When I sat down to reflect on, then write about my top ten list from 2015, one restaurant stood out above all others.
I’d love to have said it was a Hong Kong restaurant; but despite having some amazing meals in my new home, it was a UK restaurant that had won my heart.
You can check out the list here – but it was Phil Howard’s two Michelin Starred restaurant, The Square, that provided my most memorable meal of 2015. In fact, one of my most memorable ever!
When news broke in 2016 that Phil Howard was selling out of The Square after twenty years at the helm, my heat broke a little. I so wanted to enjoy the hand crafted meals from the legendary chef’s hand, and feared it may never happen again. That fear was short lived, with news that he was to open a new venture.
So, it was no surprise that it was the first restaurant I booked for my most recent trip back to London (although not the first I had visited).
It had been a big day of eating for me, by the time I’d arrived at the suburban bistro, I’d already eaten at world #26 The Clove Club (post pending here) followed by five hours of grazing around the bakeries of Shoreditch.
Of course I’d been true to form and arrived well early, so much so that I’d had to wander the streets of Chelsea – freezing temperatures and drizzling rain ensured that I was a little miserable by the time I finally entered the doors of the restaurant. Shedding my heavy coat, gloves and scarf, I started to feel a little more human as I was led through the relaxed and homely dining room to my table.
A departure for the very formal environment that was The Square, Elystan Street was very much the bistro environment, resplendent with simple wooden tables and a kaleidoscope of different coloured chairs. My table was decorated with with a simple daffodil, adding further colour.
My mood was rapidly lifting and by the time my Aussie waiter brought over some nibbles in the form of nuts and olives, I’d forgotten my last few hours of the cold and rain (and even snow) that had been assaulting me that day. Crusty bread and hand churned butter were followed by a copy of the menu, which ably held my attention while I quietly munched down the lovely bread.
The menu itself had not titles, suffice to say that the differentiation between entrees and mains was determined by which half of the menu it resided. Pricing was also graduated, least expensive to most; however a quick explanation from my new Aussie friend left me in no doubt about how the menu worked, as well as a slew of recommendations for my meal!

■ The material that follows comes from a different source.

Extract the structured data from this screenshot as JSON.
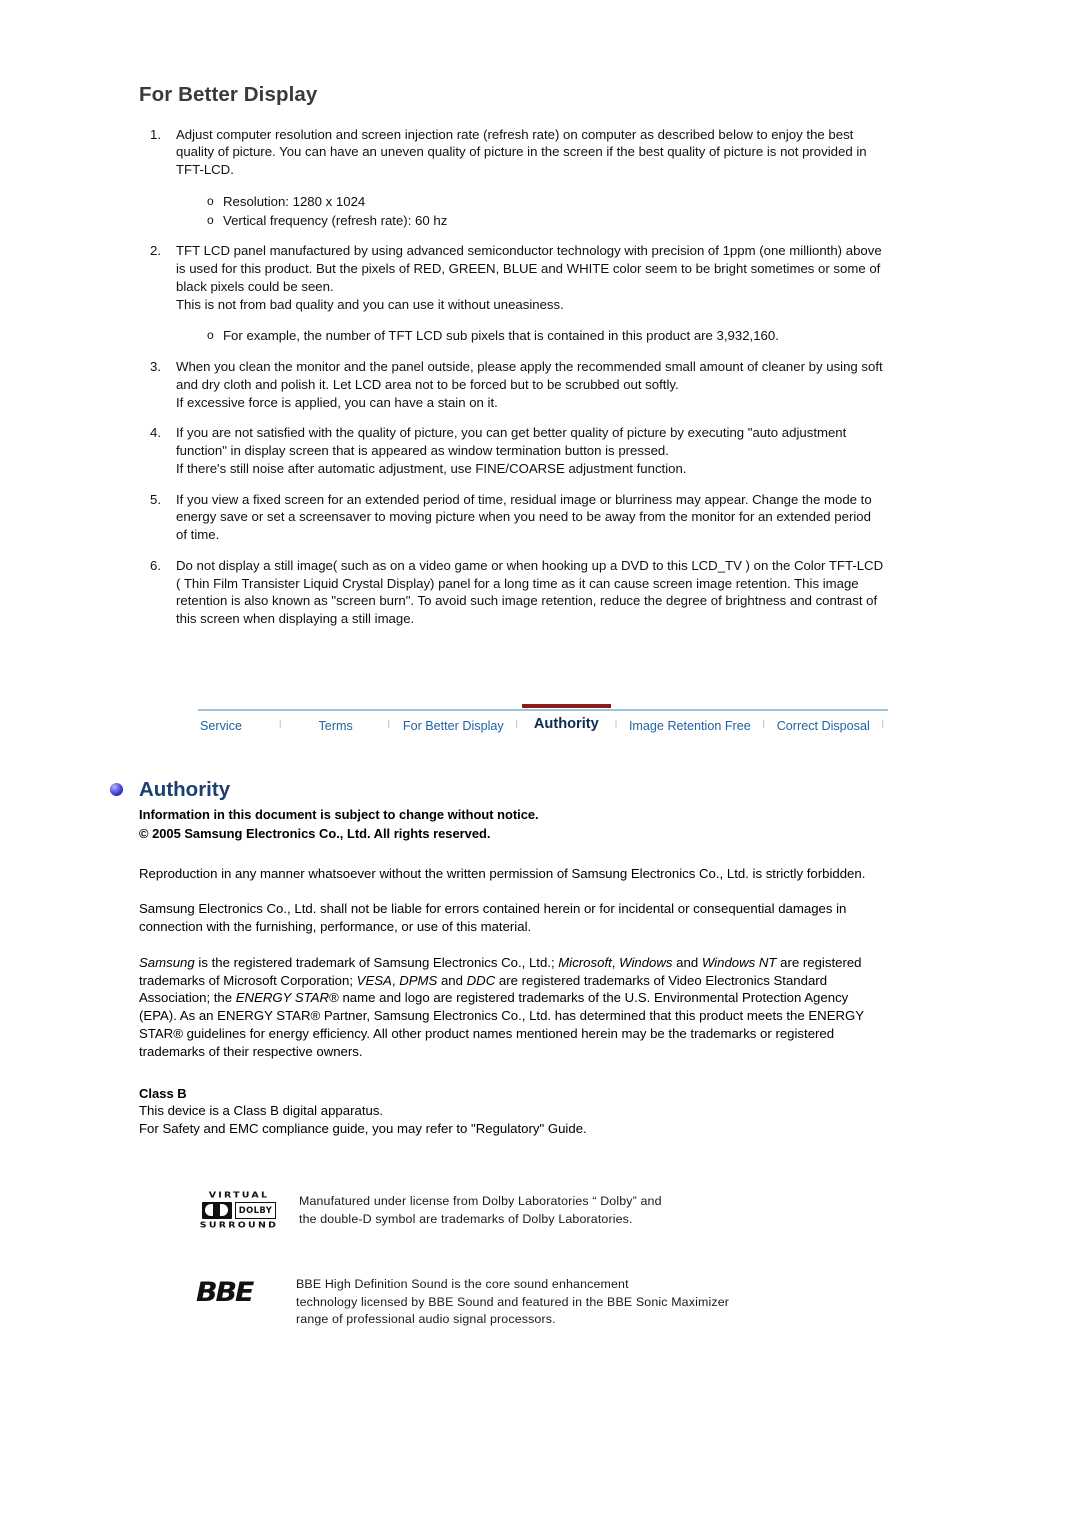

My choice of entree was inspired! A huge rabbit ravioli was presented in a textured bowl, topped with a glazed carrot and surrounded by smoked bacon crumbs. Creamy bacon foam filled the rest of the bowl and a touch of crispy sage finished the dish. It was the bacon foam that sold me, but it was the combination of the succulent and exquisitely cooked rabbit ravioli with the bacon that won me over. There was an intensity to the bacon crumble that drove the dish, but never overpowered the rabbit, which is a subtle flavour. It was one of those dishes that you wish would go on forever and was possibly the best thing I’d ever eaten!
While I enjoyed my main, a rustic chicken dish; it would have been impossible to top that starter. The breast of chicken had been slow poached before finished off in the pan to crisp up the skin, then was surrounded by butternut gnocchi, chanterelle mushrooms, charred onions and truffle. I loved the texture of the chicken which was soft and succulent and the crisply skin was wonderful, but I was less enamoured with the gnocchi – which was just a little stodgy. There was a hint of truffle, which was accentuated by the stronger flavoured chanterelles and the whole dish was finished with an intensely flavoured sauce.
With rhubarb clearly in season, I couldn’t pass on the rhubarb with Victoria sponge crisp and vanilla parfait. The elegant looking dessert was presented in two halves, the parfait topped with the ruby coloured fruit on one side, and a quenelle of creamy vanilla ice cream on the other; a rhubarb syrup connected the two halves to form the whole. While I loved the flavours of the dessert, I found the parfait to be a little rubbery and the sponge crisp to a little hard; which made eating a little challenging. Minor issues of slightly weird textures aside, I very much enjoyed the sweet end to my meal and quickly cleared the plate!
Dining solo often gives you the opportunity to meet new people in circumstances that are quite unique, and I was able to spend quite a bit of my evening chatting to my Aussie waiter. Even as the restaurant filled as the evening wore on, we were able to keep chatting, which helped the time pass nicely. The service was friendly and professional and definitely in keeping with the relaxed style of the restaurant.
Elystan Street is definitely not The Square 2.0 and is all the richer for it. There may not be the same excruciating level of detail in the menu, nor a compelling tasting menu that borders on perfection; but there are interesting dishes laden with bags of flavour. In fact, my starter of rabbit ravioli was simply sublime.
In fact, it was so superb that I was forced to choose the dish again when I visited Elystan Street a few days after my first; this time with work colleagues. Fortunately, one of my dining companions knew Phil quite well, which meant that I got to meet the great chef a couple of times throughout the night.
What a way to finish my time in the UK before slipping across the channel for the Paris leg of my trip.